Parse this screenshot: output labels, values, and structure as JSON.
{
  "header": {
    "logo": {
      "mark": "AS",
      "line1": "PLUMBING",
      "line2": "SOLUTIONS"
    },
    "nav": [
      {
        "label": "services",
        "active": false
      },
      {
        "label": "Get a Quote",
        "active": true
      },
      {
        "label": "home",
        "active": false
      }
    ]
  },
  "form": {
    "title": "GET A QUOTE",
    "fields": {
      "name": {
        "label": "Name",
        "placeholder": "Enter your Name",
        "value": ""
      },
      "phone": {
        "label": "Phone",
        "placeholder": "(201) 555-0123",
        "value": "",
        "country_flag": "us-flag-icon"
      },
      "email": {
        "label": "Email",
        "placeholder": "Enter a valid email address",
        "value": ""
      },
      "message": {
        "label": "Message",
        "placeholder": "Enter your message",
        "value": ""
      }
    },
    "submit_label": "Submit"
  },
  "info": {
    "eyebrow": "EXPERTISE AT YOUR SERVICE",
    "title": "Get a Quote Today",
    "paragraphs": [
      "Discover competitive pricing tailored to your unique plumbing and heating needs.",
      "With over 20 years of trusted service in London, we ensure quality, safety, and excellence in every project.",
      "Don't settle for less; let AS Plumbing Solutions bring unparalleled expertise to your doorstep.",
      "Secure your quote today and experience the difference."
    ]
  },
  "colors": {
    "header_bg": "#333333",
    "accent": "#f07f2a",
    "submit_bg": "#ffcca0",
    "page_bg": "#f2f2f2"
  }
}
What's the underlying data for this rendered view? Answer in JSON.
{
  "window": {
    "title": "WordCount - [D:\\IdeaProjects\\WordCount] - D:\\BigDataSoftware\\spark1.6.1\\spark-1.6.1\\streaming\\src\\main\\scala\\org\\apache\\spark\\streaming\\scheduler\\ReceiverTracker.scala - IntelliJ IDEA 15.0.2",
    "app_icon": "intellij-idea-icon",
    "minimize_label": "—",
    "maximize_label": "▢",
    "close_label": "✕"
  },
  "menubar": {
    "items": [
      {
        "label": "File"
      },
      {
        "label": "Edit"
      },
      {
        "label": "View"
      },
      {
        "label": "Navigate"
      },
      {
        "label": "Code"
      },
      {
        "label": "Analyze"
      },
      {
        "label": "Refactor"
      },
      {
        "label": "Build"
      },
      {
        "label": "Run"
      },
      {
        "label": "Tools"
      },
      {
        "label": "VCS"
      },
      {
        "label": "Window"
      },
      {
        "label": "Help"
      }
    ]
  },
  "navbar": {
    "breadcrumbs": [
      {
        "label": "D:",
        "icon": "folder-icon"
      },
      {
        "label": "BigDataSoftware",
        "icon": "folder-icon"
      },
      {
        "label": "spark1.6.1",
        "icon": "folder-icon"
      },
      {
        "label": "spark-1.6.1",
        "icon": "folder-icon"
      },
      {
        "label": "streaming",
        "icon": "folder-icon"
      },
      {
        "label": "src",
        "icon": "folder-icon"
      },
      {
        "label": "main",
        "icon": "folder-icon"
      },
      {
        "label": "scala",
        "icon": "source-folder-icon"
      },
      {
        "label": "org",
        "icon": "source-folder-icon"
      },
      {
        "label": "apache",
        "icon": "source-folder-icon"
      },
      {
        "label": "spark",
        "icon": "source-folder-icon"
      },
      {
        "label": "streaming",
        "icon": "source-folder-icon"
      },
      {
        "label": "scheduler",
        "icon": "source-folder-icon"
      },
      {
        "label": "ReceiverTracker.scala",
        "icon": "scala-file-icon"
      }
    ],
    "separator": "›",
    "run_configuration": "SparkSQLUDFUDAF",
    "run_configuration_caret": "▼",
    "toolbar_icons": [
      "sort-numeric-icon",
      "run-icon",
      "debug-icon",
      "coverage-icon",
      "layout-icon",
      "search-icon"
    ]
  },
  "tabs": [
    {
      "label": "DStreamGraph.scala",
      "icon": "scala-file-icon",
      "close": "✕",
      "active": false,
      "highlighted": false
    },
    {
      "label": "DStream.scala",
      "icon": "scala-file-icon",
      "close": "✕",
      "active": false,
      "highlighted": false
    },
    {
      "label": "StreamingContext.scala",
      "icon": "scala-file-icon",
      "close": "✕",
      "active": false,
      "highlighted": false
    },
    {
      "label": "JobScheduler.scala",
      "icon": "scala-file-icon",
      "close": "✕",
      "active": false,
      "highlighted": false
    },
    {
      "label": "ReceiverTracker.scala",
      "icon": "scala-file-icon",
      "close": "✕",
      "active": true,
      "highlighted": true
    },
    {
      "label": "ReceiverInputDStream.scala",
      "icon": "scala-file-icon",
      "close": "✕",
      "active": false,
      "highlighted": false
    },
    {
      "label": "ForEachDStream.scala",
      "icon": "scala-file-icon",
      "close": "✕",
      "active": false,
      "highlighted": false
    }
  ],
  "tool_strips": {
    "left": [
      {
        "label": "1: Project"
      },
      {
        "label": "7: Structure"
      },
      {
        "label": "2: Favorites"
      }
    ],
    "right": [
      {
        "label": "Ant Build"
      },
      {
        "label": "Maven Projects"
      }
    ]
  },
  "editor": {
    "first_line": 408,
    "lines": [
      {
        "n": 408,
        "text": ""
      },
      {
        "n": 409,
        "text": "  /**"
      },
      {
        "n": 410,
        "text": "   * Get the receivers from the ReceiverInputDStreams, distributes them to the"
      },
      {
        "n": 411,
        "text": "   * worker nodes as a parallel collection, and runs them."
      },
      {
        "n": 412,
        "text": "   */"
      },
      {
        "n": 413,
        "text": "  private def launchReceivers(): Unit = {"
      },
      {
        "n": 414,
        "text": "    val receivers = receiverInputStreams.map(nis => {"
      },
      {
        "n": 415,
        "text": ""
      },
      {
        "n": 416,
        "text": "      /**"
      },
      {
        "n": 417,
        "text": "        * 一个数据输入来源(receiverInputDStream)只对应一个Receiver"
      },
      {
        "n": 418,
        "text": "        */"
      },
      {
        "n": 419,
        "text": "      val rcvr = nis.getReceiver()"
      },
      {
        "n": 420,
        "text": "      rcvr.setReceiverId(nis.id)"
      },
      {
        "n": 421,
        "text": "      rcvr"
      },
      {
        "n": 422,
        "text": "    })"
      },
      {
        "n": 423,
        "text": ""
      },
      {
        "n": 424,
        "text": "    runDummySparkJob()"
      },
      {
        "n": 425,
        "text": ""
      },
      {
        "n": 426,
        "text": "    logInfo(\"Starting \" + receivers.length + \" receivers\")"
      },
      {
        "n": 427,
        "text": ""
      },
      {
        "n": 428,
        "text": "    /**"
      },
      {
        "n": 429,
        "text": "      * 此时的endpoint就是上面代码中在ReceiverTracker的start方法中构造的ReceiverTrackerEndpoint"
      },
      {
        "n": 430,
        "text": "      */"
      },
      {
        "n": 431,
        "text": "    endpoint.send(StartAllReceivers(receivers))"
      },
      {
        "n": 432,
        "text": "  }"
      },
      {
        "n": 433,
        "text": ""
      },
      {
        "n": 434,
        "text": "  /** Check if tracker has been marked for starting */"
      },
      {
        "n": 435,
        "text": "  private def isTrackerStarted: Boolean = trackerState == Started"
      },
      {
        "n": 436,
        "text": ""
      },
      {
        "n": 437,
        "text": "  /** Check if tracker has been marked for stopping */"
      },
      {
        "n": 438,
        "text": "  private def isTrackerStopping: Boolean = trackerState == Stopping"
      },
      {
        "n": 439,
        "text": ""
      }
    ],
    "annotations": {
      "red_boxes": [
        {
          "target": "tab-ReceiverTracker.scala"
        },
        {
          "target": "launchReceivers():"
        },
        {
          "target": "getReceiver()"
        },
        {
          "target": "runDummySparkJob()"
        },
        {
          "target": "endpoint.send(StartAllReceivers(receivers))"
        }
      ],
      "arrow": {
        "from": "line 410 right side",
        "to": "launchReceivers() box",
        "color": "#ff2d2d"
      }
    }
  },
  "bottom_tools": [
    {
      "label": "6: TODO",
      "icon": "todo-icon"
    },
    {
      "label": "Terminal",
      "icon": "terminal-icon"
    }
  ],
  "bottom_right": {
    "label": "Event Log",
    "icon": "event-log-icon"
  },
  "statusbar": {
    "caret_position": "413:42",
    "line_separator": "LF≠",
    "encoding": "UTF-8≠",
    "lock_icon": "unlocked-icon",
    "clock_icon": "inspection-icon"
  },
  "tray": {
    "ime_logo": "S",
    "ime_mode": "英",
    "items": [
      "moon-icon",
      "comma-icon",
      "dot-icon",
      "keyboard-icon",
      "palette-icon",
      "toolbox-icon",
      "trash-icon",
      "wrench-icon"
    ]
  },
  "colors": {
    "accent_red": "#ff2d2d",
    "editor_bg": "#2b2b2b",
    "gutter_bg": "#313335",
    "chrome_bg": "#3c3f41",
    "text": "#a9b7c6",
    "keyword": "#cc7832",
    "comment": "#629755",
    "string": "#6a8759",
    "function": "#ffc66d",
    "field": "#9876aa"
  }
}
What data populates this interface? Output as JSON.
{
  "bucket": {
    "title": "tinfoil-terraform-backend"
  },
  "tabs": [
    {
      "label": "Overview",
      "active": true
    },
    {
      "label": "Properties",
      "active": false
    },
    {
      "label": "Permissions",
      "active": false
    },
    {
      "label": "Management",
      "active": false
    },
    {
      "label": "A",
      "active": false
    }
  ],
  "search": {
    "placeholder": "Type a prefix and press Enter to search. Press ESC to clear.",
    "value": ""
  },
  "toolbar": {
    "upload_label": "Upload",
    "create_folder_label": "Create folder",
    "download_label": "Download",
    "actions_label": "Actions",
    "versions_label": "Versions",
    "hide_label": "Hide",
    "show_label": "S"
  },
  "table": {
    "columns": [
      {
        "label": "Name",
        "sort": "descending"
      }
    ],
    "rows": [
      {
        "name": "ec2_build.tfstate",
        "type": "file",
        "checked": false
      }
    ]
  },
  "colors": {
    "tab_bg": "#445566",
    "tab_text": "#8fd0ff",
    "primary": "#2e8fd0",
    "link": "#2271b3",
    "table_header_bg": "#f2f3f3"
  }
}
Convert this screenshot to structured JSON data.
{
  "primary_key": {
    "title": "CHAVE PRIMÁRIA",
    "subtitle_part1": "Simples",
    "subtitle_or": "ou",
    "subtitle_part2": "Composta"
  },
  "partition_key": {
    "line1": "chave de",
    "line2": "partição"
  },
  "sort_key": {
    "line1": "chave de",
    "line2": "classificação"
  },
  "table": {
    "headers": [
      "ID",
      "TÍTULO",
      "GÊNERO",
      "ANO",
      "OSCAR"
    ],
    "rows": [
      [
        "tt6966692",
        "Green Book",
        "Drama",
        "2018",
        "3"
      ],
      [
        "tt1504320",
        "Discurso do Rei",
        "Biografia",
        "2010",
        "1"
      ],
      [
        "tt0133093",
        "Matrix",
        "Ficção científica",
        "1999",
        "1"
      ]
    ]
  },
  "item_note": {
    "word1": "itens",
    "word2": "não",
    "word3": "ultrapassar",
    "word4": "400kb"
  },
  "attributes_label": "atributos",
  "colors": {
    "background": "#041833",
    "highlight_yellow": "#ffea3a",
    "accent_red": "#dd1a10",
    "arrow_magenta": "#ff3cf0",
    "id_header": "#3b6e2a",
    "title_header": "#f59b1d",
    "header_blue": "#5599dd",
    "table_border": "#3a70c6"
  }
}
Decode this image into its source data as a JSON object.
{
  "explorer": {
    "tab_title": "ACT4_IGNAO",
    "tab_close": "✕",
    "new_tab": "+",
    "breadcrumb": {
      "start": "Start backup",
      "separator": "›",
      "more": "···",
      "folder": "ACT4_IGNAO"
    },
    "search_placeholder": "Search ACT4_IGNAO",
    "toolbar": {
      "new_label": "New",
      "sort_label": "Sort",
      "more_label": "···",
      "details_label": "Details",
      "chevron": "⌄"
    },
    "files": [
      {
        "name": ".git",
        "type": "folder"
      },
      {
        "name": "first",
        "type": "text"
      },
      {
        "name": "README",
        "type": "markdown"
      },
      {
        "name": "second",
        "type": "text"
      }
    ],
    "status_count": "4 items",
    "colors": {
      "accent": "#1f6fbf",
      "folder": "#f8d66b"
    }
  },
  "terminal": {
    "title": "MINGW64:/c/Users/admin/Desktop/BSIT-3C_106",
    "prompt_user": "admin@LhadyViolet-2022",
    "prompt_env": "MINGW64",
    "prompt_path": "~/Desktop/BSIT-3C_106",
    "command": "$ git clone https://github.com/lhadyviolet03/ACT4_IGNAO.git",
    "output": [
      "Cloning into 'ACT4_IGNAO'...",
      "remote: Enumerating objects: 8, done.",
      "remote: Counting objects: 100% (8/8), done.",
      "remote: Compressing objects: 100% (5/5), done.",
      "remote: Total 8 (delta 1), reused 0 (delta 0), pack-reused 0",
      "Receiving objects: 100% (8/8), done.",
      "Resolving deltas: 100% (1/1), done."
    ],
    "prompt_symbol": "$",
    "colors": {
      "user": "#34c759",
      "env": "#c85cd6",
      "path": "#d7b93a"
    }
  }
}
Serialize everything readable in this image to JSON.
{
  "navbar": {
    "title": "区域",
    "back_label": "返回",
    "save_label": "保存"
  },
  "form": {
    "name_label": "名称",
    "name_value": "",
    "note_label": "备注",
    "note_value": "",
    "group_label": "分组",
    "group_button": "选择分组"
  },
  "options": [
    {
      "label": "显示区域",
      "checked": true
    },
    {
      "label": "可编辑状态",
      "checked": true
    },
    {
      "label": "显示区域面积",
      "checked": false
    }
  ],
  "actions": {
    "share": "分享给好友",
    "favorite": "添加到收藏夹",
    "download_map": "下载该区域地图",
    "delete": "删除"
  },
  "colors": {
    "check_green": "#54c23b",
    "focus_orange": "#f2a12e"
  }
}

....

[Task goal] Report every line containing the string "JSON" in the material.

[Result of the task]
Parse this screenshot: output labels, values, and structure as JSON.
What's the underlying data for this rendered view? Answer in JSON.
What data populates this interface? Output as JSON.
Convert this screenshot to structured JSON data.
Decode this image into its source data as a JSON object.
Serialize everything readable in this image to JSON.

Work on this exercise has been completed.